Those of you who attended Lead Generation World heard me discuss the big trend from back in 2020 in which Courts were refusing to enforce online disclosures owing to perceived problems with website layout.

Things like “below the button” disclosures and distracting visual elements were often described as defeating a manifestation of assent to disclosure terms in that unfortunate line of cases.

Well 2022 has brought a couple of cases that have determined website disclosures to be just fine. Yesterday I reported on a big win by Efinancial, and today we have a nice victory by a cruise ship company.

In Barney v. Grand Caribbean Cruises, Inc., CASE NO. 21-CV-61560-RAR, 2022 U.S. Dist. LEXIS 8263 (S.D. Fl. January 17, 2022) the Defendant moved to enforce an arbitration provision on its website arguing that the Plaintiff had agreed to the terms and conditions by submitting a sweepstakes entry form.

Predictably, the Plaintiff argued that the disclosures were not enforceable because the website layout was insufficient–specifically that the font was too small and the terms excessively lengthy.

The Court was not impressed.

Noting that the disclosure was plainly readable and above the button–and it required a check box–the Court simply refused to heed the Plaintiff’s argument that he didn’t know he was agreeing to consent and arbitration. Here’s the analysis:

First, in terms of placement, the Website does not tuck away its statement regarding the Terms & Conditions in an obscure corner of the page where a user is unlikely to encounter it. Rather, the statement is located directly between the contact information fields and the “Submit Entry” button. The user is required to check the box indicating assent to the Terms & Conditions before any information is submitted. Id. ¶ 14. Thus, it is impossible that a user would miss seeing the statement regarding the Terms & Conditions or—at the very least—the checkbox indicating assent to them. Second, rather than merely informing the user that the Terms & Conditions exist, the statement directs the user to the precise location where the Terms & Conditions can be accessed—namely, at the “bottom of the page.” Finally, and most significantly, the user is required to check an acknowledgement box to accept the Terms & Conditions before any information is submitted through the Website—an affirmative act indicating [*14] assent. The checkbox accompanies the statement, which specifically includes language indicating that the user “agree[s] to the Privacy Policy and Terms & Conditions.” Thus, there is an explicit textual notice that checking the box will act as a manifestation of an intent to be bound. A reasonable user confronting a statement that “I consent to receive e-mail, SMS/Text messages, and calls about offers and deals from an automatic dialing system and/or pre-recorded voice technology” and “confirm that I am over age 25 [and] agree to the Privacy Policy and Terms & Conditions that are hyperlinked at the bottom of the page” would understand that he or she is assenting to the linked terms, including those pertaining to mandatory arbitration. And the record shows that Plaintiff indeed checked the box before clicking “Submit Entry.” Connolly Decl. ¶ 20. Plaintiff’s objections to the design of the Website hold no water. Plaintiff assails the statement regarding the Website’s Terms & Conditions as “lengthy” with “extremely small font that blends into the background.” Resp. at 9. But as seen in the screenshot of the Website on the day of Plaintiff’s visit, the statement’s text is clearly legible [*15] and not overly long. Indeed, it is roughly the same size and color as the text indicating the fields for “First Name,” “Last Name,” “Email,” and “Phone Number.” Plaintiff also objects to the placement of the link to the Terms & Conditions at the bottom of the page. Id. at 10. But, as discussed supra, that is precisely where the statement directed the user to view them.

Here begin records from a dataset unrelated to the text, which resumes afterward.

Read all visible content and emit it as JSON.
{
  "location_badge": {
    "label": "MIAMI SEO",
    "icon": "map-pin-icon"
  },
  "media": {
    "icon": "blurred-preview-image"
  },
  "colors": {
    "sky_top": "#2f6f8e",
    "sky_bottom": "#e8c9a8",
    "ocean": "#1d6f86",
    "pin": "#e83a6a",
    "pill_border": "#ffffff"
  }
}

As you can see the Court found the layout to be perfectly appropriate and was particularly moved by the presence of the opt in check box. Although many cases have recently enforced disclosures WITHOUT checkboxes, they do remain favored by the Courts.

I think Barney represents a case of a pretty clearly enforceable provision. The above-the-button text coupled with the radial button and the clear articulation of the terms being accepted made this an easy case for the court.

I will note that the TCPA consent is connected to the terms and conditions lingo–I don’t love that since the TCPA disclosure should be “separately signed”. But the agreement by the consumer that they are over 25 is a nice touch–helps to protect against claims that minors are supplying consent illegally.